Like the rest of Latin America, Colombia is seeing a continuous increase of Protestant adherents, most of them being converts from Catholicism to Protestantism. Now Protestants constitute between 10 to 13% of the Colombian population (Compared to 3.5% in 1965).  The Colombian constitution guarantees religious freedom, but also states that the State "is not atheist or agnostic, nor indifferent to Colombians' religious sentiment.  Today there is more openness to a great diversity of beliefs, including the activity of atheists.
- "Departmental Administrativo National de Estadística". Dane.gov.co. Retrieved 2012-01-20.
- The Hispanic Population: 2010 U.S. Census Bureau
- Población nacida en el exterior, por año llegada a Venezuela, según pais de nacimiento, censo 2001 at the Wayback Machine
- Avance del Padrón municipal a 1 de enero de 2010 Instituto Nacional de Estadística
- "Ethnic Origin (264), Single and Multiple Ethnic Origin Responses (3), Generation Status (4), Age Groups (10) and Sex (3) for the Population in Private Households of Canada, Provinces, Territories, Census Metropolitan Areas and Census Agglomerations, 2011 National Household Survey".
- Foreigner Citizens. Resident Population by sex and citizenship on 31 December 2006 istat.it
- Fuente:  — statistics section. INDEC 2010 census).
- Inmigrantes residentes en México por país de nacimiento[dead link] CONAPO
- Country of Birth Database OECD
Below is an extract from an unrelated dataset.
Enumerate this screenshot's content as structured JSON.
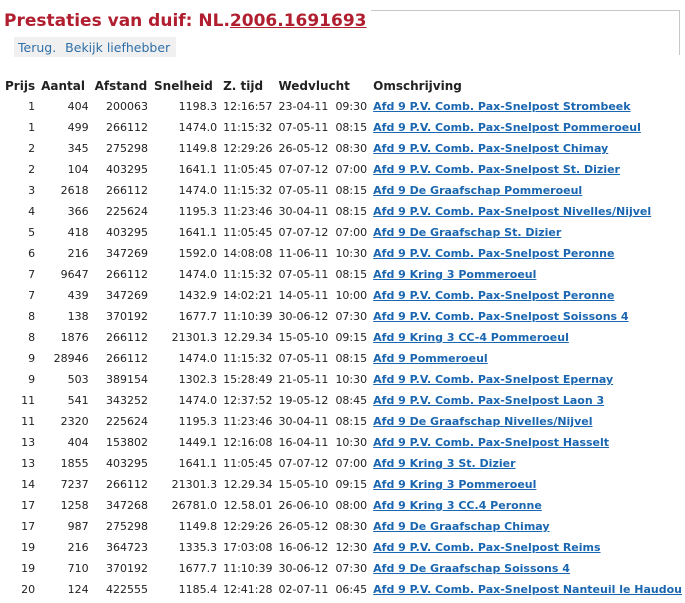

- Inmigrantes residentes en Costa Rica por país de nacimiento
- United States Census Bureau. "Australia demographic census". Retrieved 2007-04-15.[dead link]
- IMILA: Investigación de la Migración Internacional en Latinoamérica[dead link] Centro Latinoamericano y Caribeño de Demografía
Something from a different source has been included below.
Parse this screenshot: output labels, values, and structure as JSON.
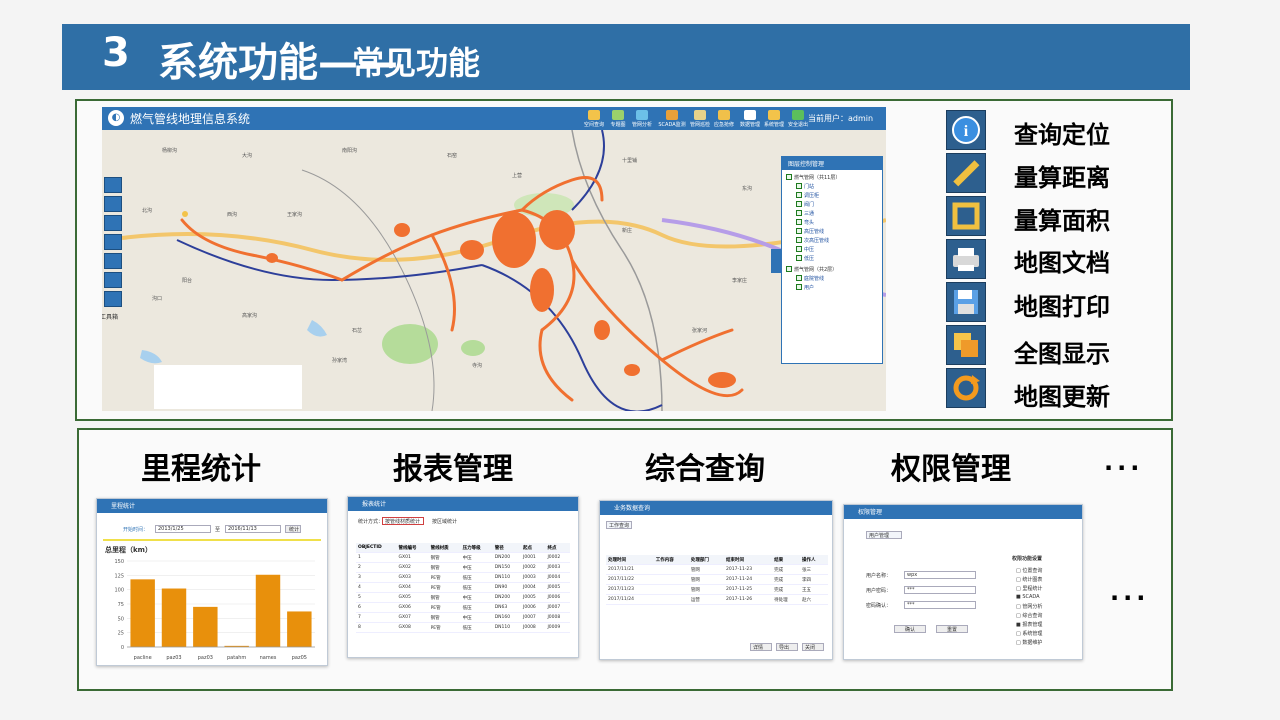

- IMMIGRANTS(1), BY PERIOD OF IMMIGRATION, COUNTRY OF BIRTH AND LAST COUNTRY OF RESIDENCE Statistical Abstract of Israel 2008
- "Intute – World Guide – Colombia". Retrieved 2007-03-08.[dead link]
- The Languages of Colombia[dead link]
- EPM (2005). "La etnia Wayuu". Empresas Publicas de Medellin (in Spanish). Archived from the original on 2008-02-19. Retrieved 2008-02-29.
- Aumenta el número de inmigrantes venezolanos en Colombia | NTN24
- Artículo 67, Constitución Política de Colombia
- "Ministerio de Educación de Colombia, Estructura del sistema educativo". Archived from the original on 2007-06-29. Retrieved 16 May 2010.
- "UNESCO Institute for Statistics Colombia Profile". Retrieved 16 May 2010.
- "QUÉ TAN CATÓLICOS SOMOS?". eltiempo.com. Retrieved 14 February 2014.
- Constitution of Colombia, 1991 (Article 19)
|Ethnic Mixing in Spanish Colonial America|